LAUSANNE, SWITZERLAND – The sticky point about magnets is that they aren’t all magnetic, it turns out. An EPFL research team working under Henrik Ronnow has found a magnet that’s not magnetized, with implications for hard disk technology.
The basic research findings by the Lausanne team could help hard disk developers, who are working with magnetic properties at increasingly miniaturized scales, to push through to the next level of miniaturization. EPFL says in a press release 29 June, citing Ronnow:

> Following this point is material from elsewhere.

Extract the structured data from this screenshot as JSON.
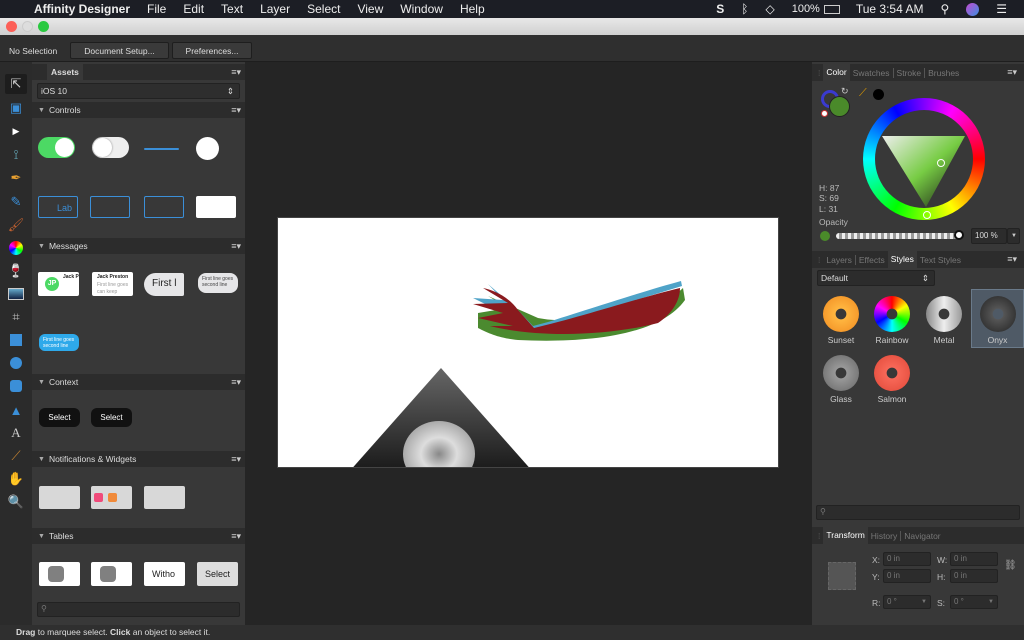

“Data are stored in binary form by changing the magnetic polarity of an area of the disk. With miniaturization, however, the problem is that sectors close to one another can influence each other, and spontaneously change polarity. The data would then be lost. ‘With these special materials, miniaturization could continue; each sector of the disk could be one of these magnetization-free pairs. The probability that the magnetic field of one atom would influence the magnetic field of its neighbor is practically nil.’ There’s just one intrinsic obstacle that must be overcome, however, with these materials: creating a read/write head sensitive enough to decode a magnetic field that is, by definition, extremely weak.”

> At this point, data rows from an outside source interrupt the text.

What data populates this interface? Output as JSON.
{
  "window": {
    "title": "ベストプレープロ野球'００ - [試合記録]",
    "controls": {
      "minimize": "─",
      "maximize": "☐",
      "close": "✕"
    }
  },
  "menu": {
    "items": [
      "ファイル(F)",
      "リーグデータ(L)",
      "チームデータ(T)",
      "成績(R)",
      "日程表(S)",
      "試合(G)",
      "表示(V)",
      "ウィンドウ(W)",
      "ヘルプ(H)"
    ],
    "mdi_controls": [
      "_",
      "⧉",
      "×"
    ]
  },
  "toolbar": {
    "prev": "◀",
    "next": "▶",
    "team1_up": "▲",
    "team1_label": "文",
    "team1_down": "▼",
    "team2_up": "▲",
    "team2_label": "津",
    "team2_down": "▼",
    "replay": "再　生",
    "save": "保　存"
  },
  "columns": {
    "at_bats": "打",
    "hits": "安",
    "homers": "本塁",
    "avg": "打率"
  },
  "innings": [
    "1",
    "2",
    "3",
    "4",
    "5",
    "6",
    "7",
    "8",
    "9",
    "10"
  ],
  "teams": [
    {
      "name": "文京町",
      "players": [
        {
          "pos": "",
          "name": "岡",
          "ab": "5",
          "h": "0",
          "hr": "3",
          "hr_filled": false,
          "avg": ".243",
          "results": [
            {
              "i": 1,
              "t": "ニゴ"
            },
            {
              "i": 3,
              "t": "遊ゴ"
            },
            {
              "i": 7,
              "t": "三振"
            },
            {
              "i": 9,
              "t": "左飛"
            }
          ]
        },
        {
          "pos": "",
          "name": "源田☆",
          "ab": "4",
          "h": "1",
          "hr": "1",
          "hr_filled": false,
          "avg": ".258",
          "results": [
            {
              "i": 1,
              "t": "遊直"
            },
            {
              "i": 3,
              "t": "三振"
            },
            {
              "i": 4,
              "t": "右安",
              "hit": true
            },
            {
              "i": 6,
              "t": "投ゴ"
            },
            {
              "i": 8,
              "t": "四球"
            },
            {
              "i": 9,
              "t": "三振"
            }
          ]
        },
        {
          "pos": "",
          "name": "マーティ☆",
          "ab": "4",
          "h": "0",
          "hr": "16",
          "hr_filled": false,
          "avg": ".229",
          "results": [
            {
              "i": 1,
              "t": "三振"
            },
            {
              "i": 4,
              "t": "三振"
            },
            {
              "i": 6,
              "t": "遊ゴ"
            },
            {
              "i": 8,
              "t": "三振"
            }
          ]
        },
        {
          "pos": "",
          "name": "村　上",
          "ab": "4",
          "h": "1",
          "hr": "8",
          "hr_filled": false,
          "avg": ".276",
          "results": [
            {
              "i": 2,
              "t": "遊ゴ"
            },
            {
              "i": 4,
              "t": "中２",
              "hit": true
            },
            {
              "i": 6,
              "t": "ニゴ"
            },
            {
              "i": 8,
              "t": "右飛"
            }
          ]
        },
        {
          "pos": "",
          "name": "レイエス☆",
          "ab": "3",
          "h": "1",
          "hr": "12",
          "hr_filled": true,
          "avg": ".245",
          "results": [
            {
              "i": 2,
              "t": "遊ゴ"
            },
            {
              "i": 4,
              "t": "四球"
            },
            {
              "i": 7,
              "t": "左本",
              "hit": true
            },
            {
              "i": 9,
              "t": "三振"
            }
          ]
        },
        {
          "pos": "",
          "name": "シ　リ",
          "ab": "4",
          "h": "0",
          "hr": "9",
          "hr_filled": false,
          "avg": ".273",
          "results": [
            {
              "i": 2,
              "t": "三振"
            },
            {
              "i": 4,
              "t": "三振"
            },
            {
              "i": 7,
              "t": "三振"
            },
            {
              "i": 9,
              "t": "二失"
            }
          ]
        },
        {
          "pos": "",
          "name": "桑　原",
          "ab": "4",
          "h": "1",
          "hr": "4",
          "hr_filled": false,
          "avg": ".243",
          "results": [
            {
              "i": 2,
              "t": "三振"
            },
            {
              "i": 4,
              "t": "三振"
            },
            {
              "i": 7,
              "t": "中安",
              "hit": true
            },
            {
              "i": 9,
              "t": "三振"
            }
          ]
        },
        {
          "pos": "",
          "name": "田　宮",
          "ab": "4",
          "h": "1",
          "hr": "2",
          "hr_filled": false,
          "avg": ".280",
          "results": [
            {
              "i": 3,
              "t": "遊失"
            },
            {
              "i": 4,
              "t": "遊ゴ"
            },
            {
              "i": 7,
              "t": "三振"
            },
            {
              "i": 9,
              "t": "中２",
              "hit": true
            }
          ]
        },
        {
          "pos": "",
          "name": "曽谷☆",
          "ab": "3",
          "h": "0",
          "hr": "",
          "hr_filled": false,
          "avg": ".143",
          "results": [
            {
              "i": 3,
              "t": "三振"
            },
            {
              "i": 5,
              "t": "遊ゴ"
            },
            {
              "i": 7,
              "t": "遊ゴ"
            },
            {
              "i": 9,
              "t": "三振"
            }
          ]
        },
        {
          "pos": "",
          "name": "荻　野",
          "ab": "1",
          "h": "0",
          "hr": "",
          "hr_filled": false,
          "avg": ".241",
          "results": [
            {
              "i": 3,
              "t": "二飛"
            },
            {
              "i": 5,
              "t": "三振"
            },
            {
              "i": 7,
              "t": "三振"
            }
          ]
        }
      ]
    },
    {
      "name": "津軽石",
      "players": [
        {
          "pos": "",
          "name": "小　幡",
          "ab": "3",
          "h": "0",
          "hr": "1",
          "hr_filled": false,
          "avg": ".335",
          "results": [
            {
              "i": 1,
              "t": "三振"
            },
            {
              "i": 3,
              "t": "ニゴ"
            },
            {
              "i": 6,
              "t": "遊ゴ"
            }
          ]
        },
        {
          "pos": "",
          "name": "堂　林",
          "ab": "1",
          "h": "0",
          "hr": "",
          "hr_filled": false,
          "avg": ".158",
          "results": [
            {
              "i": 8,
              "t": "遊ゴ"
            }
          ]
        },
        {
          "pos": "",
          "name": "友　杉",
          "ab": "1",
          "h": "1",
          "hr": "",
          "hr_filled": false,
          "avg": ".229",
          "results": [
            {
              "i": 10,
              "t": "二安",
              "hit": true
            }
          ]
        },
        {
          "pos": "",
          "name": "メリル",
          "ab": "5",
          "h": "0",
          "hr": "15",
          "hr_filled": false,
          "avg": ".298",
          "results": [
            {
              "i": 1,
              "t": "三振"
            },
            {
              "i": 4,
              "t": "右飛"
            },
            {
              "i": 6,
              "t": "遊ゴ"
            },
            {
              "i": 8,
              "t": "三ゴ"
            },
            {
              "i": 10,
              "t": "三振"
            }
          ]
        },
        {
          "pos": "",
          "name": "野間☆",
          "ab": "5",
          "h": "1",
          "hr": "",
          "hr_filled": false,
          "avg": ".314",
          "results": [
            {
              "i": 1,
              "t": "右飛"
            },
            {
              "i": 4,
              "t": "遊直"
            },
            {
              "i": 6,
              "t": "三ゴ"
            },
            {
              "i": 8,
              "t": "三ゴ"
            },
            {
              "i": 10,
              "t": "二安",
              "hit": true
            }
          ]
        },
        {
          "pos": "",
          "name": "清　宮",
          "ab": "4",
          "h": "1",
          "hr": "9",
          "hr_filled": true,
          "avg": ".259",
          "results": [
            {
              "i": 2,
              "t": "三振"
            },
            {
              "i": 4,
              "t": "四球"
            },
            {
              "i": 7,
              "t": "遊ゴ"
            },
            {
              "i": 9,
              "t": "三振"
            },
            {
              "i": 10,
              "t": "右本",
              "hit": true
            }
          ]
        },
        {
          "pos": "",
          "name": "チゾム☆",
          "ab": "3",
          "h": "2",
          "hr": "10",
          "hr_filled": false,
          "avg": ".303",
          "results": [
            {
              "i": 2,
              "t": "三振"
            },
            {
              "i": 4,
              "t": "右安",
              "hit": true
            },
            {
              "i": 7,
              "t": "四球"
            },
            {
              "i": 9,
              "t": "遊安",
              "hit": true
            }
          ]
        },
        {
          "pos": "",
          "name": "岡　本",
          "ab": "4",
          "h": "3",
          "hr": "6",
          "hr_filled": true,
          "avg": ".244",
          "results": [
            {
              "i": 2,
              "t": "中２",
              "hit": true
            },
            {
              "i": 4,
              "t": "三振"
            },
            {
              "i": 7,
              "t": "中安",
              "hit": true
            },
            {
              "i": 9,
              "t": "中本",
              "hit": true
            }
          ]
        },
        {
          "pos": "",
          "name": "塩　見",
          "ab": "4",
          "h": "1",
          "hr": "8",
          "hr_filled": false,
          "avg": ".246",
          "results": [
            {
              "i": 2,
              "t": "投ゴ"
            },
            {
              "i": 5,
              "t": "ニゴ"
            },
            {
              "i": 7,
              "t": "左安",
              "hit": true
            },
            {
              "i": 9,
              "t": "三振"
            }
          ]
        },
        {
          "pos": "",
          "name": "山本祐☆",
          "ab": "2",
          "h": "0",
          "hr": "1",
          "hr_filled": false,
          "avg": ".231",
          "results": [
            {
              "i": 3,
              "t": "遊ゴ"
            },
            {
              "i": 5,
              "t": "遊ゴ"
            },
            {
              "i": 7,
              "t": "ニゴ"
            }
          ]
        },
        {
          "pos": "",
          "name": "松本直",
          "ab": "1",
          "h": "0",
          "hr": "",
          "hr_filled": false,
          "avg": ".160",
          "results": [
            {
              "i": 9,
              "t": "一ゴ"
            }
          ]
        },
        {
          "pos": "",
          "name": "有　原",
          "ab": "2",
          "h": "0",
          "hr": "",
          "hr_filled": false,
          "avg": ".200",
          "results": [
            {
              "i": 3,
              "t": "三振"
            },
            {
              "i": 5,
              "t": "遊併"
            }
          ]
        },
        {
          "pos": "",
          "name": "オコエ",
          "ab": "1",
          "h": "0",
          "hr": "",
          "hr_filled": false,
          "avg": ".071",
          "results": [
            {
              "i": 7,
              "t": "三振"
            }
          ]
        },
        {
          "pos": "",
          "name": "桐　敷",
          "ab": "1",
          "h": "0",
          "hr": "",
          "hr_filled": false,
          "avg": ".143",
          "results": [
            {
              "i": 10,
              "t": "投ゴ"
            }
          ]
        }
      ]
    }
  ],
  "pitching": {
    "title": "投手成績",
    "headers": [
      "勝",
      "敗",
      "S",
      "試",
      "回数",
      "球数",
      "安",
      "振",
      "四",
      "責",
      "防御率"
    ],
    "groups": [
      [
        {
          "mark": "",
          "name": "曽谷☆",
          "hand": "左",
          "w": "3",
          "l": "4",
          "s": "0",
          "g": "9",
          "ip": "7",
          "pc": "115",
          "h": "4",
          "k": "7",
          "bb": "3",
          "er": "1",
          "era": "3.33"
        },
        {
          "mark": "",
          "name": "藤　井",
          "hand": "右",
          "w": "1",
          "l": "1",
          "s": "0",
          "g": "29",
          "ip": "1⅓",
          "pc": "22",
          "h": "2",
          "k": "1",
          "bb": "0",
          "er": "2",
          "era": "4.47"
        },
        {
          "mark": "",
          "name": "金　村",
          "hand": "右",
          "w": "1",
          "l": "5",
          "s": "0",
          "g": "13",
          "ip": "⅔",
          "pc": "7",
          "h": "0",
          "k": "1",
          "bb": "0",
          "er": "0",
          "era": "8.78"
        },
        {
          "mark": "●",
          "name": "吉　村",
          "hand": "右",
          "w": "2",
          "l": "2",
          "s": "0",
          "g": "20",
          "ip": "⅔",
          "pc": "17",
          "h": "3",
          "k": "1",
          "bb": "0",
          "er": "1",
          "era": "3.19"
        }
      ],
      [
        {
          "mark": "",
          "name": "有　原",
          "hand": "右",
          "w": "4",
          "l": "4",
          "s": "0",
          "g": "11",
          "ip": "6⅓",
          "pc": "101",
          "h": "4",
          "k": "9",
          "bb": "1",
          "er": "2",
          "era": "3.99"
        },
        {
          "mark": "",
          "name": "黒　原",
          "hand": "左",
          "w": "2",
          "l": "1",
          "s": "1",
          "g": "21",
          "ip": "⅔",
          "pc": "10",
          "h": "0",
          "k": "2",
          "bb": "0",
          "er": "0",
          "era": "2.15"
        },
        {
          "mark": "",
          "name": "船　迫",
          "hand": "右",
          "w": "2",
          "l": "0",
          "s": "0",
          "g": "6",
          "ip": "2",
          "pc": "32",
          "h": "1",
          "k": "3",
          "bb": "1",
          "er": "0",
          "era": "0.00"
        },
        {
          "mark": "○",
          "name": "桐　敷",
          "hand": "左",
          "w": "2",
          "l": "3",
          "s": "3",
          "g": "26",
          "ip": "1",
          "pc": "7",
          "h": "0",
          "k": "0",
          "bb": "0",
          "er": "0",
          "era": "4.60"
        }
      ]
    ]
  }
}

For those whose high school physics left them with the idea that one stable thing in the universe is the magnet, here’s the updated version of that lesson. A compass needle is made up of a number of magnetized elements that arrange themselves into a crystalline network. “Like so many miniature compasses, the magnetic fields of all these atoms all point in the same direction. Trapped in this structure, the magnetic field of each atom adds itself to that of all the other atoms, producing the total magnetic field of the compass. In the material studied at EPFL, the atoms are arranged in pairs in a very particular way: the magnetic field of one atom is the opposite of that of its neighbor. As a result, the total magnetic field of each pair is practically nil. The entire material thus loses its magnetization.”
How the team discovered this: EPFL press release